Can Divorced Exes Remain Partners in Business?


Business owners in Pennsylvania who are seeking a divorce may be encouraged to hear it is possible to remain business partners even while dissolving the marital relationship. According to U.S. Census Bureau statistics, 3.7 million small businesses are owned by married couples. Many of them face divorce each year, placing their businesses at risk as emotions interfere with corporate decision making and cash flow.

For some businesses, it is impractical for one spouse to buy out the other spouse's interest upon divorce, forcing the businesses to be sold or liquidated. But a new study shows some couples are capable of sustaining their jointly owned businesses after divorce by keeping business matters separate from the personal.

Divorcing couples who still work well together in business may not have to divide or sell the company when they dissolve their marriage. Ex-spouses who are capable of respecting and trusting each other — if only for business purposes — may be able to continue running their business together even after they get divorced. First they must settle their divorce, since Pennsylvania courts rarely allow divorcing spouses to continue to share ownership of a business.

One of the keys to a successful business collaboration after divorce is a well-crafted marital settlement agreement. A settlement agreement for divorcing business partners must resolve key issues, such as the employment of each ex-spouse, their compensation and benefits, voting rights, and the consequences of a business merger or sale, or death of one of the exes. Ex-spouses who intend to keep running their business together may want to ensure their interests will pass to their children or grandchildren as part of a joint estate planning and business succession plan. Often, employment agreements, shareholder agreements, trust agreements and security instruments are important elements of the divorce settlement.

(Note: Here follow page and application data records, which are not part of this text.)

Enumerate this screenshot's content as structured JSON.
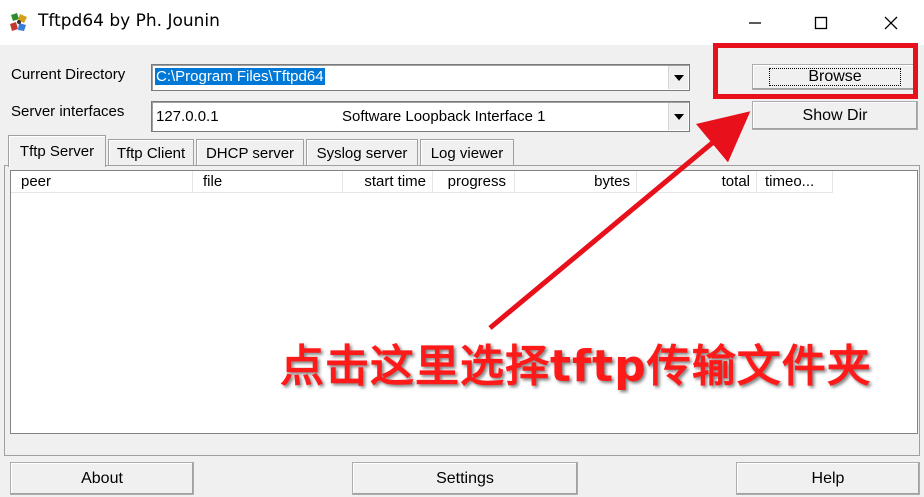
{
  "window": {
    "title": "Tftpd64 by Ph. Jounin"
  },
  "form": {
    "current_directory_label": "Current Directory",
    "current_directory_value": "C:\\Program Files\\Tftpd64",
    "server_interfaces_label": "Server interfaces",
    "server_ip": "127.0.0.1",
    "server_interface_name": "Software Loopback Interface 1",
    "browse_label": "Browse",
    "show_dir_label": "Show Dir"
  },
  "tabs": [
    {
      "label": "Tftp Server",
      "active": true
    },
    {
      "label": "Tftp Client",
      "active": false
    },
    {
      "label": "DHCP server",
      "active": false
    },
    {
      "label": "Syslog server",
      "active": false
    },
    {
      "label": "Log viewer",
      "active": false
    }
  ],
  "table": {
    "columns": [
      "peer",
      "file",
      "start time",
      "progress",
      "bytes",
      "total",
      "timeo..."
    ],
    "rows": []
  },
  "footer": {
    "about_label": "About",
    "settings_label": "Settings",
    "help_label": "Help"
  },
  "annotation": {
    "text": "点击这里选择tftp传输文件夹",
    "color": "#ff1a1a"
  },
  "colors": {
    "selection": "#0078d7",
    "highlight_border": "#e8101a"
  }
}
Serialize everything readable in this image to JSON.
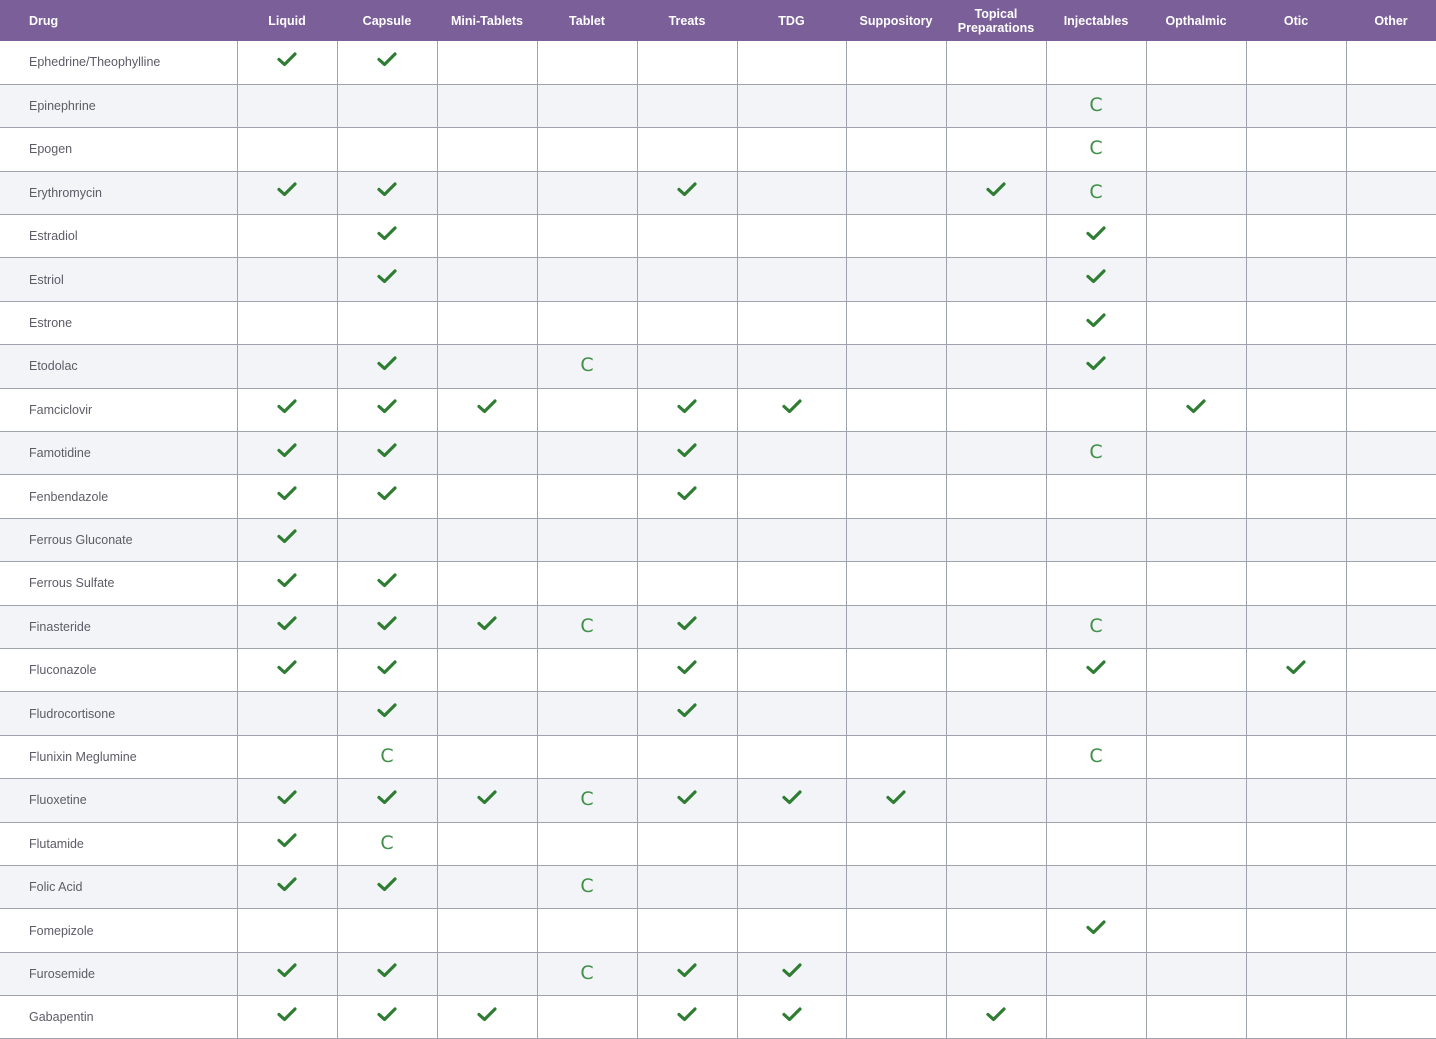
{
  "colors": {
    "header_bg": "#7b5f99",
    "check": "#2e7d32",
    "c_mark": "#3f8f48",
    "alt_row": "#f3f4f7",
    "grid": "#9ea3ad"
  },
  "icons": {
    "check": "check-icon",
    "compound": "letter-C"
  },
  "legend_values": {
    "Y": "available (check mark)",
    "C": "C",
    "": "empty"
  },
  "table": {
    "headers": [
      "Drug",
      "Liquid",
      "Capsule",
      "Mini-Tablets",
      "Tablet",
      "Treats",
      "TDG",
      "Suppository",
      "Topical Preparations",
      "Injectables",
      "Opthalmic",
      "Otic",
      "Other"
    ],
    "rows": [
      {
        "drug": "Ephedrine/Theophylline",
        "cells": [
          "Y",
          "Y",
          "",
          "",
          "",
          "",
          "",
          "",
          "",
          "",
          "",
          ""
        ]
      },
      {
        "drug": "Epinephrine",
        "cells": [
          "",
          "",
          "",
          "",
          "",
          "",
          "",
          "",
          "C",
          "",
          "",
          ""
        ]
      },
      {
        "drug": "Epogen",
        "cells": [
          "",
          "",
          "",
          "",
          "",
          "",
          "",
          "",
          "C",
          "",
          "",
          ""
        ]
      },
      {
        "drug": "Erythromycin",
        "cells": [
          "Y",
          "Y",
          "",
          "",
          "Y",
          "",
          "",
          "Y",
          "C",
          "",
          "",
          ""
        ]
      },
      {
        "drug": "Estradiol",
        "cells": [
          "",
          "Y",
          "",
          "",
          "",
          "",
          "",
          "",
          "Y",
          "",
          "",
          ""
        ]
      },
      {
        "drug": "Estriol",
        "cells": [
          "",
          "Y",
          "",
          "",
          "",
          "",
          "",
          "",
          "Y",
          "",
          "",
          ""
        ]
      },
      {
        "drug": "Estrone",
        "cells": [
          "",
          "",
          "",
          "",
          "",
          "",
          "",
          "",
          "Y",
          "",
          "",
          ""
        ]
      },
      {
        "drug": "Etodolac",
        "cells": [
          "",
          "Y",
          "",
          "C",
          "",
          "",
          "",
          "",
          "Y",
          "",
          "",
          ""
        ]
      },
      {
        "drug": "Famciclovir",
        "cells": [
          "Y",
          "Y",
          "Y",
          "",
          "Y",
          "Y",
          "",
          "",
          "",
          "Y",
          "",
          ""
        ]
      },
      {
        "drug": "Famotidine",
        "cells": [
          "Y",
          "Y",
          "",
          "",
          "Y",
          "",
          "",
          "",
          "C",
          "",
          "",
          ""
        ]
      },
      {
        "drug": "Fenbendazole",
        "cells": [
          "Y",
          "Y",
          "",
          "",
          "Y",
          "",
          "",
          "",
          "",
          "",
          "",
          ""
        ]
      },
      {
        "drug": "Ferrous Gluconate",
        "cells": [
          "Y",
          "",
          "",
          "",
          "",
          "",
          "",
          "",
          "",
          "",
          "",
          ""
        ]
      },
      {
        "drug": "Ferrous Sulfate",
        "cells": [
          "Y",
          "Y",
          "",
          "",
          "",
          "",
          "",
          "",
          "",
          "",
          "",
          ""
        ]
      },
      {
        "drug": "Finasteride",
        "cells": [
          "Y",
          "Y",
          "Y",
          "C",
          "Y",
          "",
          "",
          "",
          "C",
          "",
          "",
          ""
        ]
      },
      {
        "drug": "Fluconazole",
        "cells": [
          "Y",
          "Y",
          "",
          "",
          "Y",
          "",
          "",
          "",
          "Y",
          "",
          "Y",
          ""
        ]
      },
      {
        "drug": "Fludrocortisone",
        "cells": [
          "",
          "Y",
          "",
          "",
          "Y",
          "",
          "",
          "",
          "",
          "",
          "",
          ""
        ]
      },
      {
        "drug": "Flunixin Meglumine",
        "cells": [
          "",
          "C",
          "",
          "",
          "",
          "",
          "",
          "",
          "C",
          "",
          "",
          ""
        ]
      },
      {
        "drug": "Fluoxetine",
        "cells": [
          "Y",
          "Y",
          "Y",
          "C",
          "Y",
          "Y",
          "Y",
          "",
          "",
          "",
          "",
          ""
        ]
      },
      {
        "drug": "Flutamide",
        "cells": [
          "Y",
          "C",
          "",
          "",
          "",
          "",
          "",
          "",
          "",
          "",
          "",
          ""
        ]
      },
      {
        "drug": "Folic Acid",
        "cells": [
          "Y",
          "Y",
          "",
          "C",
          "",
          "",
          "",
          "",
          "",
          "",
          "",
          ""
        ]
      },
      {
        "drug": "Fomepizole",
        "cells": [
          "",
          "",
          "",
          "",
          "",
          "",
          "",
          "",
          "Y",
          "",
          "",
          ""
        ]
      },
      {
        "drug": "Furosemide",
        "cells": [
          "Y",
          "Y",
          "",
          "C",
          "Y",
          "Y",
          "",
          "",
          "",
          "",
          "",
          ""
        ]
      },
      {
        "drug": "Gabapentin",
        "cells": [
          "Y",
          "Y",
          "Y",
          "",
          "Y",
          "Y",
          "",
          "Y",
          "",
          "",
          "",
          ""
        ]
      }
    ]
  }
}
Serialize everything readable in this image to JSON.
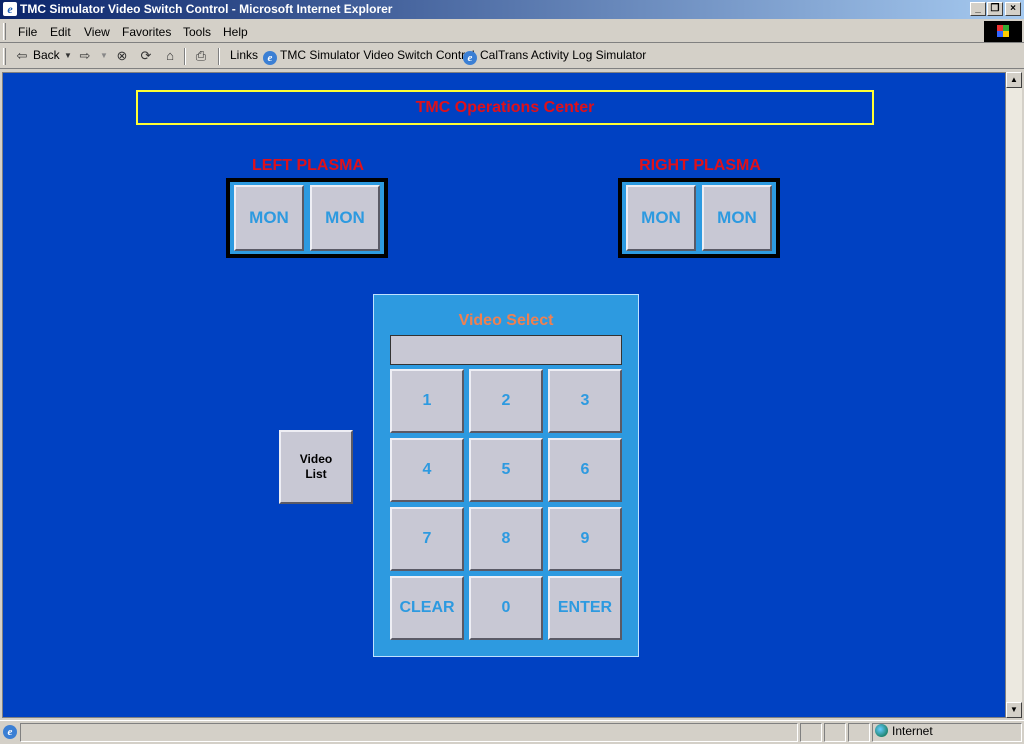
{
  "window": {
    "title": "TMC Simulator Video Switch Control - Microsoft Internet Explorer"
  },
  "menu": {
    "items": [
      "File",
      "Edit",
      "View",
      "Favorites",
      "Tools",
      "Help"
    ]
  },
  "toolbar": {
    "back_label": "Back",
    "links_label": "Links",
    "links": [
      "TMC Simulator Video Switch Control",
      "CalTrans Activity Log Simulator"
    ]
  },
  "page": {
    "banner": "TMC Operations Center",
    "left_plasma": {
      "label": "LEFT PLASMA",
      "monitors": [
        "MON",
        "MON"
      ]
    },
    "right_plasma": {
      "label": "RIGHT PLASMA",
      "monitors": [
        "MON",
        "MON"
      ]
    },
    "video_list_button": "Video\nList",
    "keypad": {
      "title": "Video Select",
      "display_value": "",
      "keys": [
        "1",
        "2",
        "3",
        "4",
        "5",
        "6",
        "7",
        "8",
        "9",
        "CLEAR",
        "0",
        "ENTER"
      ]
    }
  },
  "status": {
    "zone": "Internet"
  },
  "colors": {
    "page_bg": "#0041c2",
    "accent_red": "#e0101a",
    "accent_blue": "#2d9ae0",
    "banner_border": "#ffff33",
    "keypad_title": "#f08050"
  }
}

The family law attorneys at Pollock Begg Komar Glasser & Vertz LLC can negotiate and draft effective marital settlement agreements to preserve the family business for divorcing owners. Contact Pollock Begg today. To learn what typically happens to a business when you divorce, read the firm’s blogs on business valuation.

Sponsored content is created and paid for by the marketer.